AIDSVu, an interactive online map that visualises the impact of HIV on communities across the U.S., offers a highly useful solution to this problem. Led by Patrick Sullivan, PhD, Professor of Epidemiology and co-director of the CFAR Prevention Science Core, the project uses data from the Centers for Disease Control and Prevention, local health departments, and prescription analytics in order to map out and track HIV statistics across 36 U.S. cities, 49 states, DC, and Puerto Rico.

Using AIDSVu’s interactive map, people can learn about the HIV epidemic reality in their state, county, or even zip code. In addition to providing statistics about diagnoses according to location, sex, race, and method of transmission, AIDSVu also help users locate services such as HIV prevention, testing, treatment, and clinical trials available in their communities. The website also offers focused information tool kits and experts’ views to particular groups that are vulnerable to HIV, such as trans people and youths.

One of the great advantages of AIDSVu is that it paints an incredibly vivid map of the HIV reality in the United States. Glancing at the statistics city by city, county by county, and state by state, one could immediately discern the troubling disparities that exist between communities in terms of access to information, care, and services, largely along lines of race and socio-economic background. In Pennsylvania, for instance, out of 34,233 individuals living with HIV 48.3 percent of them are African American and 16.4 percent are Hispanic/ Latinx. In Atlanta, black males are 5 times more likely to be living with HIV than white males and black females are 15 times more likely to contract the virus than their white counterparts. And the list goes on.

Furthermore, by making HIV statistics and services information so easily accessible online, AIDSVu significantly contributes to spreading awareness of the issue. As stigma, misconceptions, and fear still shroud the HIV/AIDS epidemic, many people prefer to remain in the dark and do not get tested, learn about prevention methods, or seek care. Disseminating such information online may grant a certain degree of anonymity and privacy to individuals who are afraid to openly consult their peers or community members about the issue.

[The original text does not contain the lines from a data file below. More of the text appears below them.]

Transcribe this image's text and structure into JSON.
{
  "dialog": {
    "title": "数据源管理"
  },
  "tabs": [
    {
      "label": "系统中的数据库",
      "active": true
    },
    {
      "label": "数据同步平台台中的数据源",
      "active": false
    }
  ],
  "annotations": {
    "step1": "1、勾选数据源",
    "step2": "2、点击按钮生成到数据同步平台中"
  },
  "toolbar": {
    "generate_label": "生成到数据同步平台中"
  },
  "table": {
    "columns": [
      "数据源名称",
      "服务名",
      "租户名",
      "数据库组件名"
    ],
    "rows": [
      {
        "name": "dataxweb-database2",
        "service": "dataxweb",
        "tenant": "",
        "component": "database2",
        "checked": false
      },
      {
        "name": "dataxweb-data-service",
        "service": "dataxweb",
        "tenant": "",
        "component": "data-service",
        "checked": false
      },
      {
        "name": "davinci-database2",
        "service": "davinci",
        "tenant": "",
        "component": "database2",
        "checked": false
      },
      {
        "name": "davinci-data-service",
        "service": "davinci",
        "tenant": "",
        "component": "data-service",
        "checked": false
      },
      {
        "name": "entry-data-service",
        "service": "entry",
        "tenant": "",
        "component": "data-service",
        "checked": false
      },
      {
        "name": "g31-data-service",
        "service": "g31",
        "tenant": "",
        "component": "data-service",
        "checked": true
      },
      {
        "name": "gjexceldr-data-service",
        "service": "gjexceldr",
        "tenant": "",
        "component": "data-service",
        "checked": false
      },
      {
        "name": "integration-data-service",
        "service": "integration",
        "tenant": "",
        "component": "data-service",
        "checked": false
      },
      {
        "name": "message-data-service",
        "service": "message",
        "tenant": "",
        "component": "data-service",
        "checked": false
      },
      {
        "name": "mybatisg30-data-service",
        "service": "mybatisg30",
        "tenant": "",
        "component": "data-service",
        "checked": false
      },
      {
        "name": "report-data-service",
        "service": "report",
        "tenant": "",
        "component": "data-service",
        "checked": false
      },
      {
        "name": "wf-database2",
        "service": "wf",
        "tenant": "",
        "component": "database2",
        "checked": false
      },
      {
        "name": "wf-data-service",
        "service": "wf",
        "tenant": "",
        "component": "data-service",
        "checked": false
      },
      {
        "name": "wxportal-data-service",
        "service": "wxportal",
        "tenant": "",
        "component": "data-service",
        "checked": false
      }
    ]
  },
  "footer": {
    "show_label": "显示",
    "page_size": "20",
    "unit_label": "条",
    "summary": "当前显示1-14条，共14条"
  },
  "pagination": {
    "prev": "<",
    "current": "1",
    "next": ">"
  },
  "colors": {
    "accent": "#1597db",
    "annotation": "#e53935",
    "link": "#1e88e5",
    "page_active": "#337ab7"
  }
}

While an increased number of government funded programs and formal education campaigns are needed in order to effectively tackle the HIV pandemic and meet the 2030 UNAIDS goal, an initiative such as AIDSVu could nonetheless provide an immense contribution to the fight against the virus. Imagine what an effect could such a platform have in a place like Tanzania or Nigeria—where openly seeking out HIV-related care could mean a death sentence.